• **What the exercise asks**:
Write every entry out again exactly, please, and skip the pictures.

• **Material shown**:
<<<<

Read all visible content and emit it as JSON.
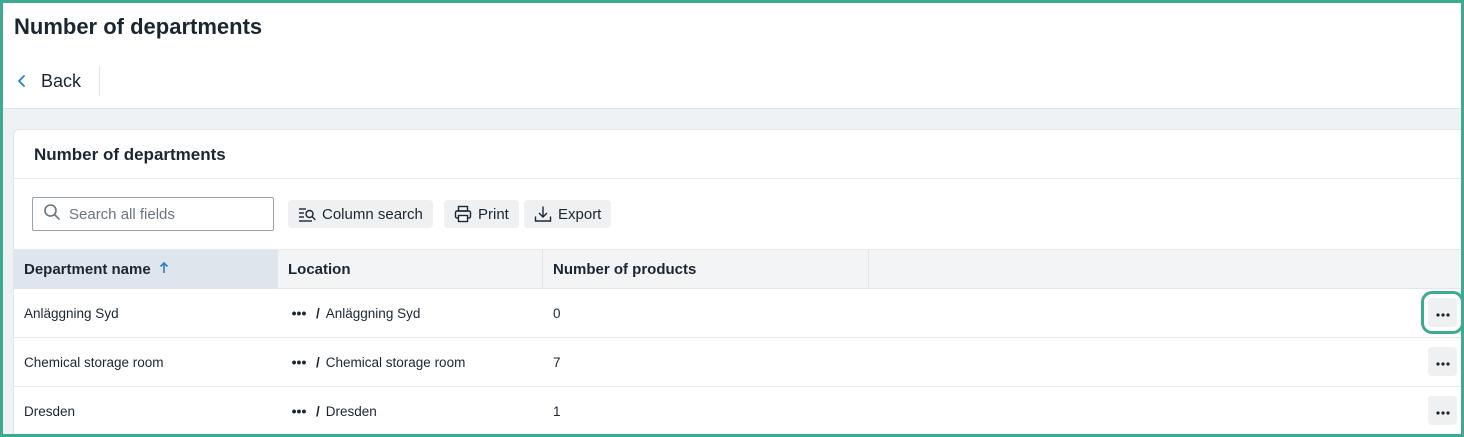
{
  "page": {
    "title": "Number of departments",
    "back_label": "Back"
  },
  "card": {
    "title": "Number of departments"
  },
  "toolbar": {
    "search_placeholder": "Search all fields",
    "column_search_label": "Column search",
    "print_label": "Print",
    "export_label": "Export"
  },
  "table": {
    "columns": [
      "Department name",
      "Location",
      "Number of products"
    ],
    "sorted_column": "Department name",
    "sort_direction": "ascending",
    "rows": [
      {
        "department": "Anläggning Syd",
        "location_more": "•••",
        "location_sep": "/",
        "location": "Anläggning Syd",
        "products": "0"
      },
      {
        "department": "Chemical storage room",
        "location_more": "•••",
        "location_sep": "/",
        "location": "Chemical storage room",
        "products": "7"
      },
      {
        "department": "Dresden",
        "location_more": "•••",
        "location_sep": "/",
        "location": "Dresden",
        "products": "1"
      }
    ]
  },
  "colors": {
    "accent_highlight": "#3dab92",
    "sort_arrow": "#2a7fc1",
    "header_bg": "#f2f4f6",
    "sorted_header_bg": "#dfe5ec"
  },
  "icons": {
    "back": "chevron-left-icon",
    "search": "search-icon",
    "column_search": "column-search-icon",
    "print": "printer-icon",
    "export": "download-icon",
    "sort": "arrow-up-icon",
    "row_menu": "more-horizontal-icon"
  }
}
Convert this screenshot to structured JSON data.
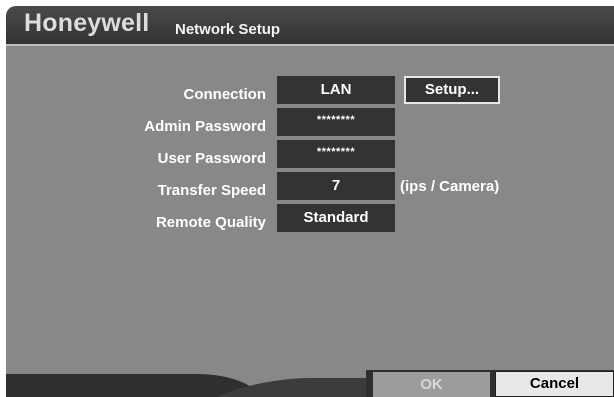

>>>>

• **Task response**:
Read all visible content and emit it as JSON.
{
  "page": {
    "title": "Number of departments",
    "back_label": "Back"
  },
  "card": {
    "title": "Number of departments"
  },
  "toolbar": {
    "search_placeholder": "Search all fields",
    "column_search_label": "Column search",
    "print_label": "Print",
    "export_label": "Export"
  },
  "table": {
    "columns": [
      "Department name",
      "Location",
      "Number of products"
    ],
    "sorted_column": "Department name",
    "sort_direction": "ascending",
    "rows": [
      {
        "department": "Anläggning Syd",
        "location_more": "•••",
        "location_sep": "/",
        "location": "Anläggning Syd",
        "products": "0"
      },
      {
        "department": "Chemical storage room",
        "location_more": "•••",
        "location_sep": "/",
        "location": "Chemical storage room",
        "products": "7"
      },
      {
        "department": "Dresden",
        "location_more": "•••",
        "location_sep": "/",
        "location": "Dresden",
        "products": "1"
      }
    ]
  },
  "colors": {
    "accent_highlight": "#3dab92",
    "sort_arrow": "#2a7fc1",
    "header_bg": "#f2f4f6",
    "sorted_header_bg": "#dfe5ec"
  },
  "icons": {
    "back": "chevron-left-icon",
    "search": "search-icon",
    "column_search": "column-search-icon",
    "print": "printer-icon",
    "export": "download-icon",
    "sort": "arrow-up-icon",
    "row_menu": "more-horizontal-icon"
  }
}
Convert this screenshot to structured JSON data.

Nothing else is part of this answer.